And that’s not a good thing. Michigan has faced big consequences from similar invasive species in the past, like the emerald ash borer. That insect wiped out many of Michigan's ash trees.
Right now, officials are fighting infestations of the Asian longhorned beetle in Ohio, Massachusetts and New York.
“The biggest concern is that the insect would just continue to attack more and more trees,” Santos says. “And certainly in the northeast, and even in Ohio and Michigan, there are a lot of trees. And we have a lot of industries that depend on those trees, such as nursery stock, timber, maple syrup production. But not only that, also the damage to the property owner and the property. We wouldn’t want to see anyone injured from one of these trees falling.”
If you think you see signs of the Asian longhorned beetle, you can call the USDA at 866-702-9938 or report it online.
It's a hitchhiker
Santos says the best thing you can do is avoid moving firewood. The beetles can hitch a ride in that wood and you can accidentally introduce them someplace new. Here's more from the USDA:
No one knows for sure how the ALB got to North America from Asia. However, it’s likely that the beetle traveled concealed in solid wood packaging material that was shipped from overseas. Since this discovery, APHIS published an interim rule in 1998, requiring all solid wood packaging material from China be completely free of bark and live plant pests and also be treated with either preservatives, heat or fumigation prior to arrival in the United States. As of 2005, this rule is now in effect for all hard wood materials being imported from every country in the world.
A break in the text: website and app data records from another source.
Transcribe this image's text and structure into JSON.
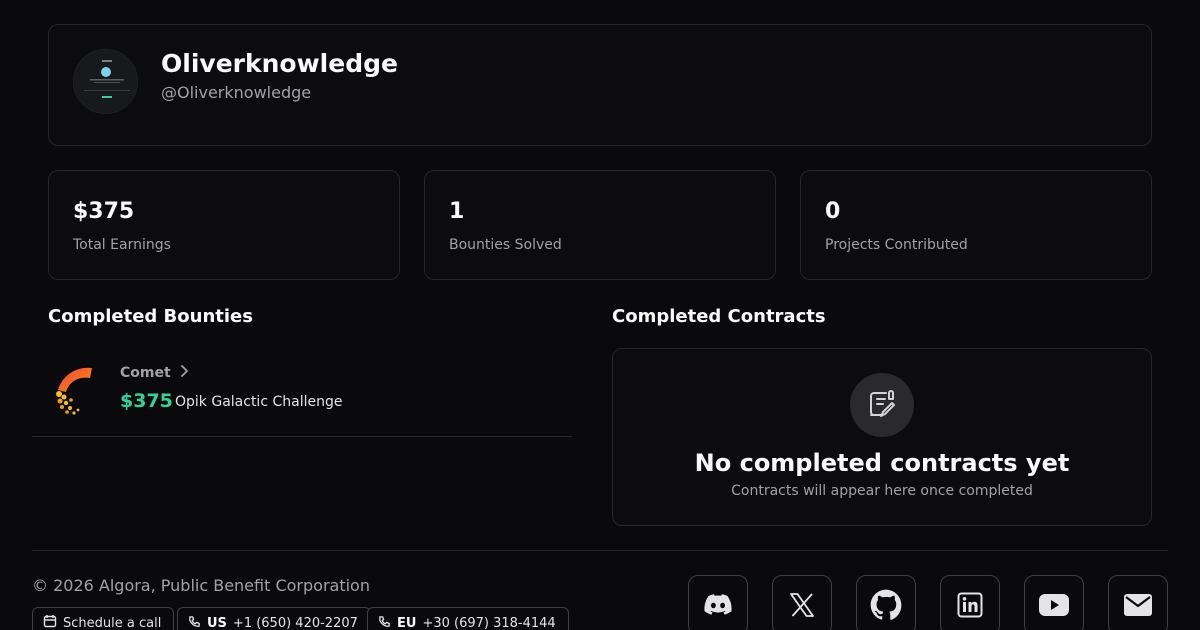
{
  "profile": {
    "name": "Oliverknowledge",
    "handle": "@Oliverknowledge"
  },
  "stats": [
    {
      "value": "$375",
      "label": "Total Earnings"
    },
    {
      "value": "1",
      "label": "Bounties Solved"
    },
    {
      "value": "0",
      "label": "Projects Contributed"
    }
  ],
  "bounties": {
    "title": "Completed Bounties",
    "items": [
      {
        "org": "Comet",
        "amount": "$375",
        "title": "Opik Galactic Challenge",
        "logo_icon": "comet-logo-icon"
      }
    ]
  },
  "contracts": {
    "title": "Completed Contracts",
    "empty_icon": "contract-edit-icon",
    "empty_title": "No completed contracts yet",
    "empty_subtitle": "Contracts will appear here once completed"
  },
  "footer": {
    "copyright": "© 2026 Algora, Public Benefit Corporation",
    "schedule_label": "Schedule a call",
    "phone_us_region": "US",
    "phone_us_number": "+1 (650) 420-2207",
    "phone_eu_region": "EU",
    "phone_eu_number": "+30 (697) 318-4144",
    "socials": [
      "discord-icon",
      "x-icon",
      "github-icon",
      "linkedin-icon",
      "youtube-icon",
      "mail-icon"
    ]
  },
  "colors": {
    "background": "#0a0a0c",
    "border": "#27272a",
    "accent_green": "#34d399",
    "muted_text": "#a1a1aa"
  }
}
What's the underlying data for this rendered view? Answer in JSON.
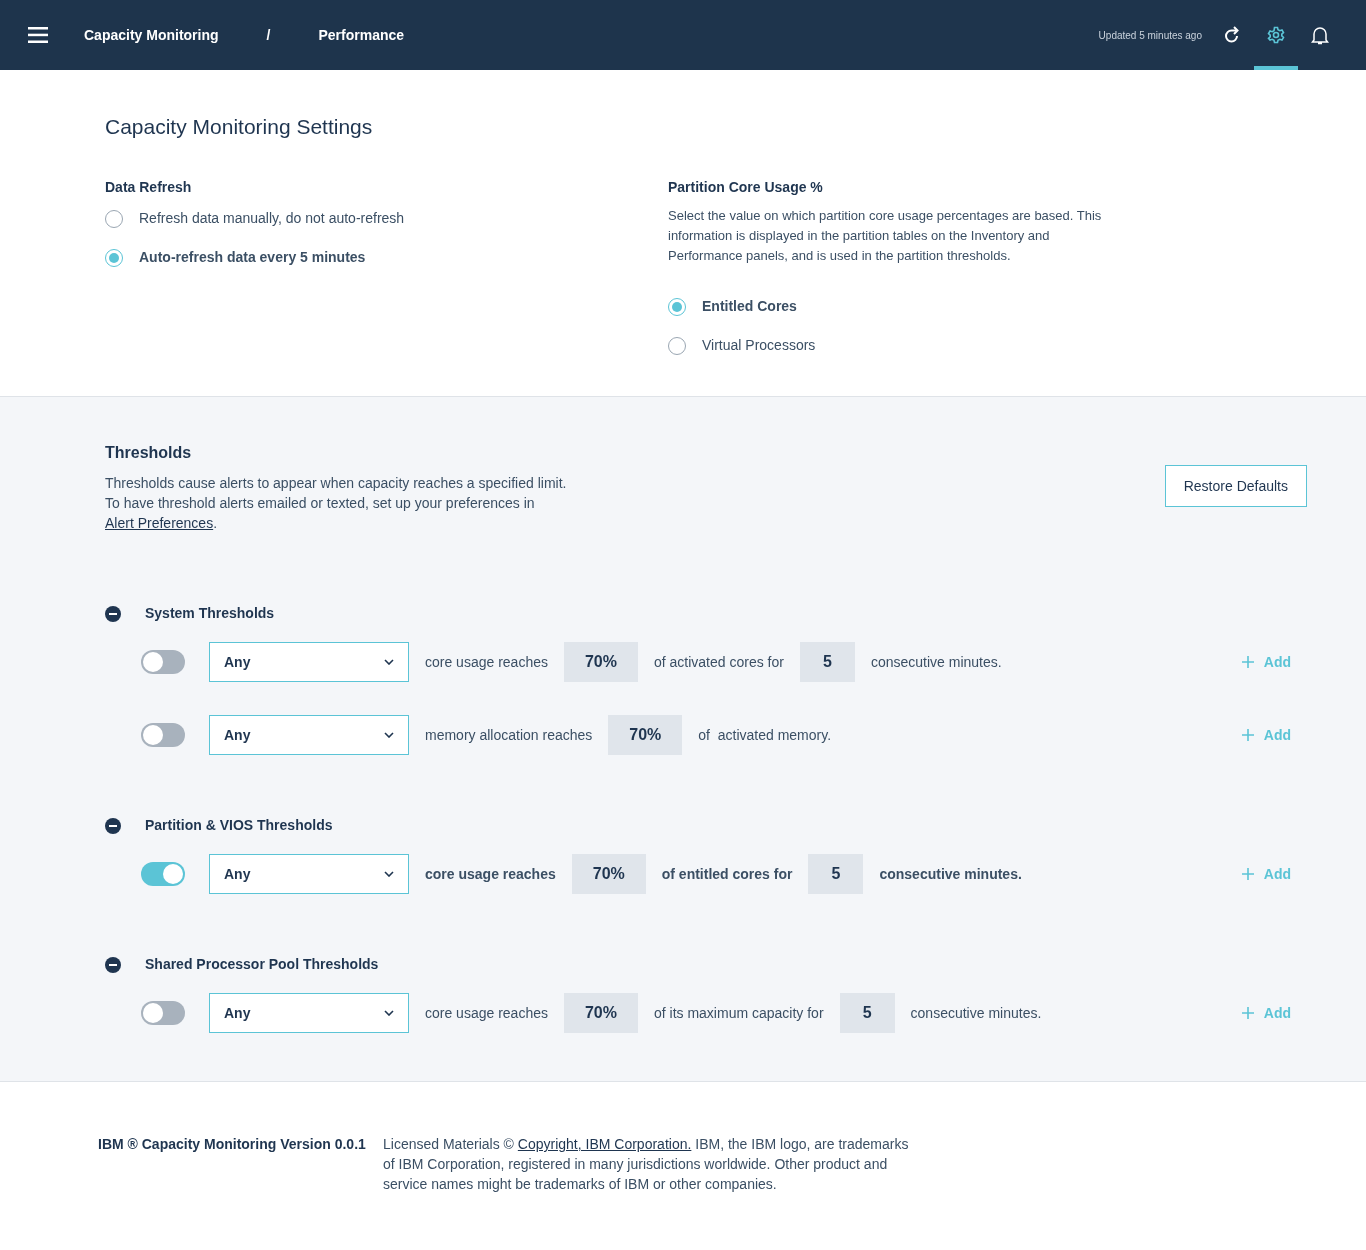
{
  "header": {
    "breadcrumbs": [
      "Capacity Monitoring",
      "/",
      "Performance"
    ],
    "updated": "Updated 5 minutes ago",
    "settings_selected": true
  },
  "title": "Capacity Monitoring Settings",
  "data_refresh": {
    "heading": "Data Refresh",
    "options": [
      {
        "label": "Refresh data manually, do not auto-refresh",
        "selected": false
      },
      {
        "label": "Auto-refresh data every 5 minutes",
        "selected": true
      }
    ]
  },
  "core_usage": {
    "heading": "Partition Core Usage %",
    "description": "Select the value on which partition core usage percentages are based. This information is displayed in the partition tables on the Inventory and Performance panels, and is used in the partition thresholds.",
    "options": [
      {
        "label": "Entitled Cores",
        "selected": true
      },
      {
        "label": "Virtual Processors",
        "selected": false
      }
    ]
  },
  "thresholds": {
    "heading": "Thresholds",
    "description_lines": [
      "Thresholds cause alerts to appear when capacity reaches a specified limit.",
      "To have threshold alerts emailed or texted, set up your preferences in"
    ],
    "link": "Alert Preferences",
    "after_link": ".",
    "restore_button": "Restore Defaults",
    "groups": [
      {
        "title": "System Thresholds",
        "expanded": true,
        "rows": [
          {
            "on": false,
            "select": "Any",
            "parts": [
              {
                "kind": "text",
                "text": "core usage reaches"
              },
              {
                "kind": "value",
                "text": "70%"
              },
              {
                "kind": "text",
                "text": "of activated cores for"
              },
              {
                "kind": "value",
                "text": "5"
              },
              {
                "kind": "text",
                "text": "consecutive minutes."
              }
            ],
            "add": "Add"
          },
          {
            "on": false,
            "select": "Any",
            "parts": [
              {
                "kind": "text",
                "text": "memory allocation reaches"
              },
              {
                "kind": "value",
                "text": "70%"
              },
              {
                "kind": "text",
                "text": "of  activated memory."
              }
            ],
            "add": "Add"
          }
        ]
      },
      {
        "title": "Partition & VIOS Thresholds",
        "expanded": true,
        "rows": [
          {
            "on": true,
            "select": "Any",
            "parts": [
              {
                "kind": "text",
                "text": "core usage reaches"
              },
              {
                "kind": "value",
                "text": "70%"
              },
              {
                "kind": "text",
                "text": "of entitled cores for"
              },
              {
                "kind": "value",
                "text": "5"
              },
              {
                "kind": "text",
                "text": "consecutive minutes."
              }
            ],
            "add": "Add"
          }
        ]
      },
      {
        "title": "Shared Processor Pool Thresholds",
        "expanded": true,
        "rows": [
          {
            "on": false,
            "select": "Any",
            "parts": [
              {
                "kind": "text",
                "text": "core usage reaches"
              },
              {
                "kind": "value",
                "text": "70%"
              },
              {
                "kind": "text",
                "text": "of its maximum capacity for"
              },
              {
                "kind": "value",
                "text": "5"
              },
              {
                "kind": "text",
                "text": "consecutive minutes."
              }
            ],
            "add": "Add"
          }
        ]
      }
    ]
  },
  "footer": {
    "product": "IBM ® Capacity Monitoring Version 0.0.1",
    "before_link": "Licensed Materials © ",
    "link": "Copyright, IBM Corporation.",
    "after_link": " IBM, the IBM logo, are trademarks of IBM Corporation, registered in many jurisdictions worldwide. Other product and service names might be trademarks of IBM or other companies."
  }
}
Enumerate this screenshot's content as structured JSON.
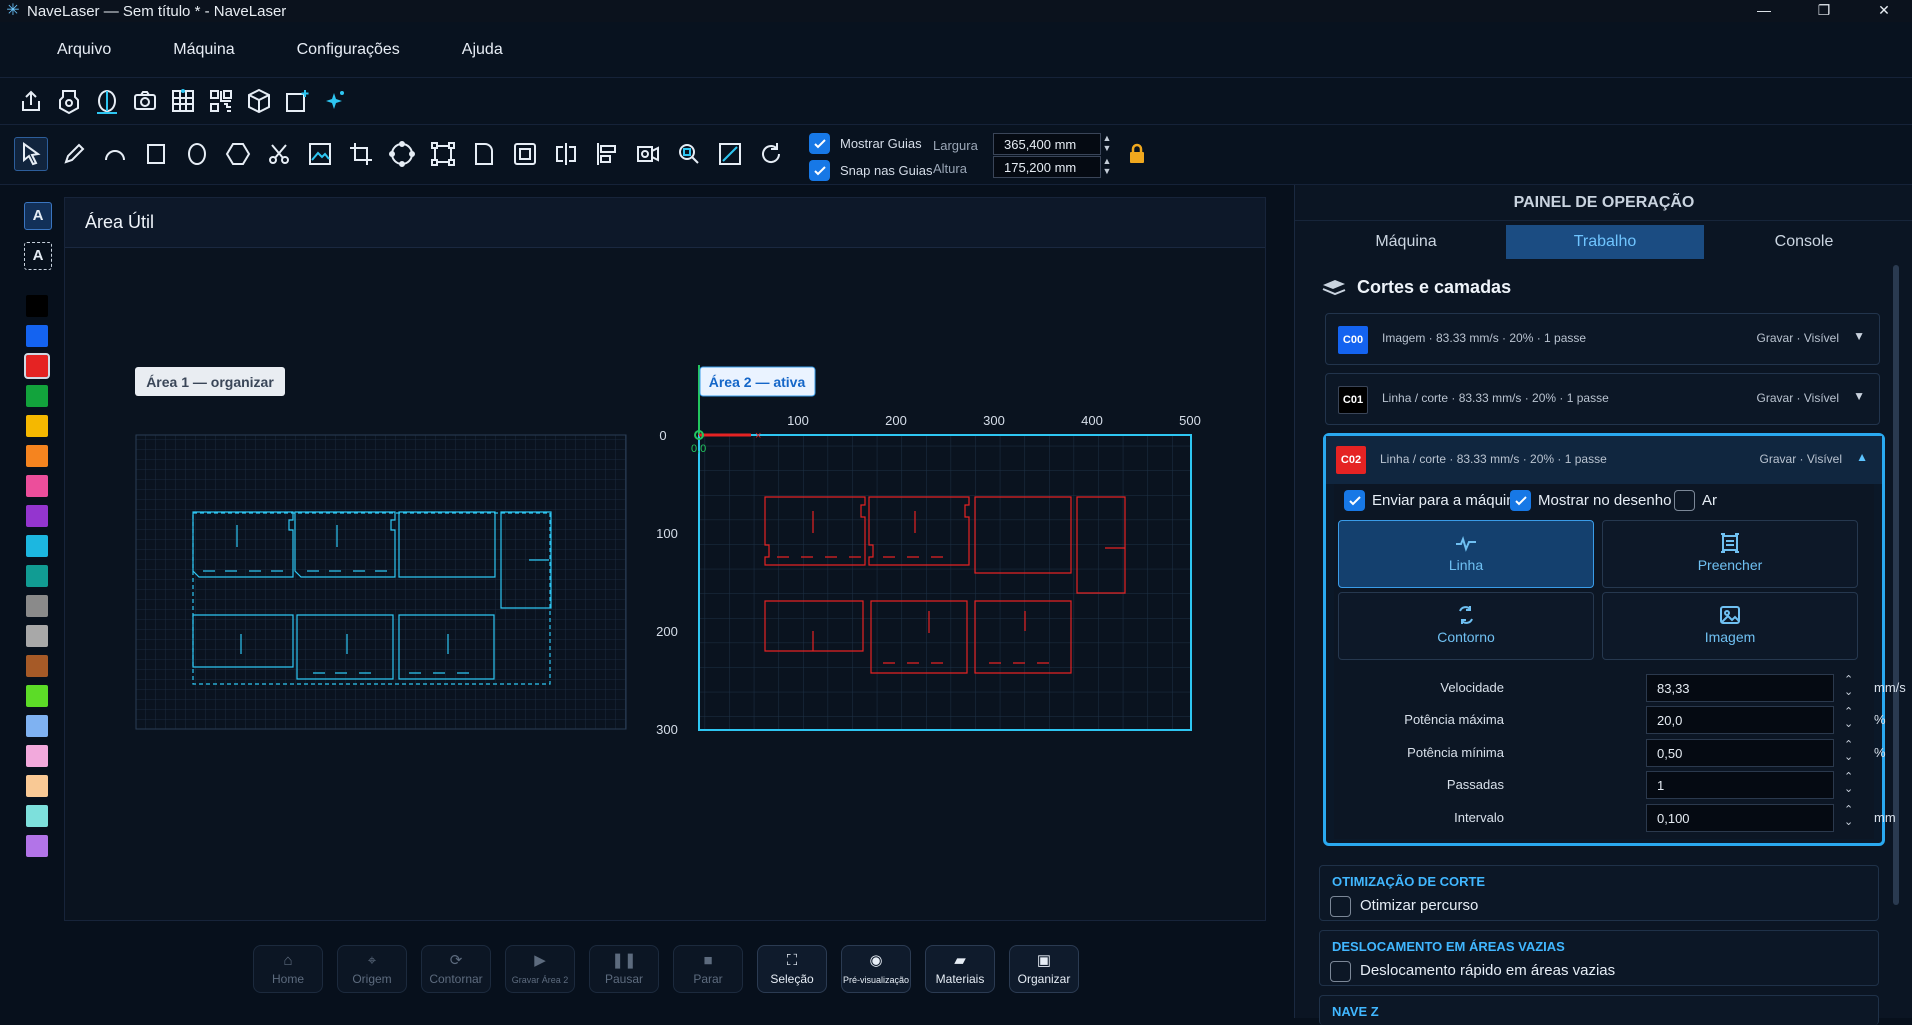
{
  "window": {
    "title": "NaveLaser — Sem título * - NaveLaser",
    "minimize": "—",
    "maximize": "❐",
    "close": "✕"
  },
  "menu": [
    "Arquivo",
    "Máquina",
    "Configurações",
    "Ajuda"
  ],
  "toolbar2": {
    "show_guides": "Mostrar Guias",
    "snap_guides": "Snap nas Guias",
    "width_label": "Largura",
    "width_value": "365,400 mm",
    "height_label": "Altura",
    "height_value": "175,200 mm"
  },
  "left_palette": {
    "text_tool": "A",
    "text_frame_tool": "A",
    "colors": [
      "#000000",
      "#1463f0",
      "#e52323",
      "#12a33c",
      "#f5b800",
      "#f5841f",
      "#ec4e9b",
      "#9435cf",
      "#1cb7e0",
      "#119c93",
      "#8a8a8a",
      "#a8a8a8",
      "#a65a27",
      "#5cdc27",
      "#7fb2f2",
      "#f2a9dc",
      "#f9c995",
      "#7de0dc",
      "#b274e8"
    ]
  },
  "canvas": {
    "title": "Área Útil",
    "area1_label": "Área 1 — organizar",
    "area2_label": "Área 2 — ativa",
    "ruler_x": [
      "100",
      "200",
      "300",
      "400",
      "500"
    ],
    "ruler_y": [
      "0",
      "100",
      "200",
      "300"
    ],
    "origin_label": "0,0"
  },
  "panel": {
    "title": "PAINEL DE OPERAÇÃO",
    "tabs": [
      "Máquina",
      "Trabalho",
      "Console"
    ],
    "section_title": "Cortes e camadas",
    "layers": [
      {
        "code": "C00",
        "desc": "Imagem · 83.33 mm/s · 20% · 1 passe",
        "state": "Gravar · Visível",
        "color": "#1463f0"
      },
      {
        "code": "C01",
        "desc": "Linha / corte · 83.33 mm/s · 20% · 1 passe",
        "state": "Gravar · Visível",
        "color": "#000000"
      },
      {
        "code": "C02",
        "desc": "Linha / corte · 83.33 mm/s · 20% · 1 passe",
        "state": "Gravar · Visível",
        "color": "#e52323"
      }
    ],
    "options": {
      "send": "Enviar para a máquina",
      "show": "Mostrar no desenho",
      "air": "Ar"
    },
    "modes": [
      "Linha",
      "Preencher",
      "Contorno",
      "Imagem"
    ],
    "params": [
      {
        "label": "Velocidade",
        "value": "83,33",
        "unit": "mm/s"
      },
      {
        "label": "Potência máxima",
        "value": "20,0",
        "unit": "%"
      },
      {
        "label": "Potência mínima",
        "value": "0,50",
        "unit": "%"
      },
      {
        "label": "Passadas",
        "value": "1",
        "unit": ""
      },
      {
        "label": "Intervalo",
        "value": "0,100",
        "unit": "mm"
      }
    ],
    "opt_title": "OTIMIZAÇÃO DE CORTE",
    "opt_item": "Otimizar percurso",
    "move_title": "DESLOCAMENTO EM ÁREAS VAZIAS",
    "move_item": "Deslocamento rápido em áreas vazias",
    "z_title": "NAVE Z"
  },
  "bottom": [
    "Home",
    "Origem",
    "Contornar",
    "Gravar Área 2",
    "Pausar",
    "Parar",
    "Seleção",
    "Pré-visualização",
    "Materiais",
    "Organizar"
  ],
  "colors": {
    "accent": "#1778e6",
    "cyan": "#2ec6f2",
    "red": "#e52323"
  }
}
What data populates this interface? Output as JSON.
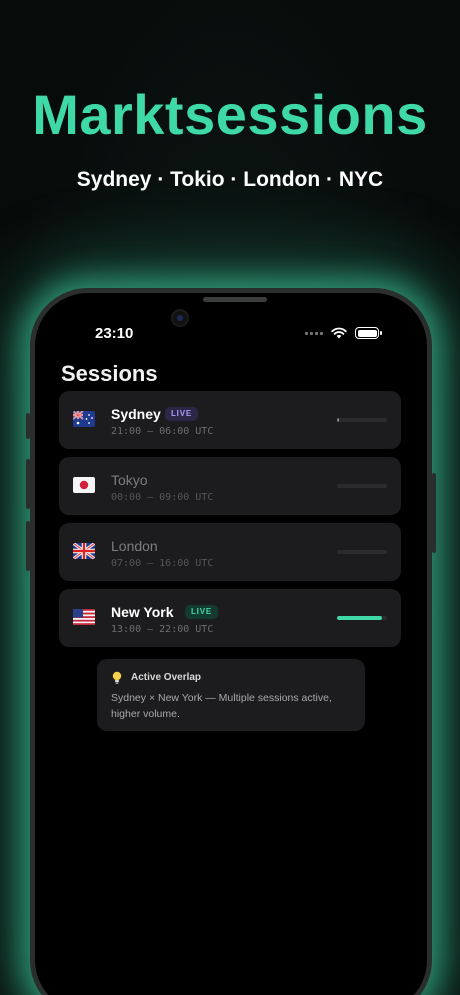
{
  "hero": {
    "title": "Marktsessions",
    "subtitle": "Sydney · Tokio · London · NYC"
  },
  "status_bar": {
    "time": "23:10"
  },
  "screen": {
    "title": "Sessions"
  },
  "sessions": [
    {
      "name": "Sydney",
      "hours": "21:00 — 06:00 UTC",
      "badge": "LIVE",
      "active": true,
      "flag": "australia-flag-icon",
      "progress": 0.03,
      "badge_color": "#7a6be0",
      "bar_color": "#8a8a8a"
    },
    {
      "name": "Tokyo",
      "hours": "00:00 — 09:00 UTC",
      "badge": "",
      "active": false,
      "flag": "japan-flag-icon",
      "progress": 0
    },
    {
      "name": "London",
      "hours": "07:00 — 16:00 UTC",
      "badge": "",
      "active": false,
      "flag": "uk-flag-icon",
      "progress": 0
    },
    {
      "name": "New York",
      "hours": "13:00 — 22:00 UTC",
      "badge": "LIVE",
      "active": true,
      "flag": "usa-flag-icon",
      "progress": 0.9,
      "badge_color": "#3fd9a8",
      "bar_color": "#3fd9a8"
    }
  ],
  "overlap": {
    "icon": "lightbulb-icon",
    "title": "Active Overlap",
    "text": "Sydney × New York — Multiple sessions active, higher volume."
  },
  "colors": {
    "accent": "#3fd9a8",
    "card_bg": "#1c1c1e"
  }
}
ALB can also be spread domestically, mainly by contaminated firewood. People can unknowingly transport the beetle many miles.
*This post has been updated.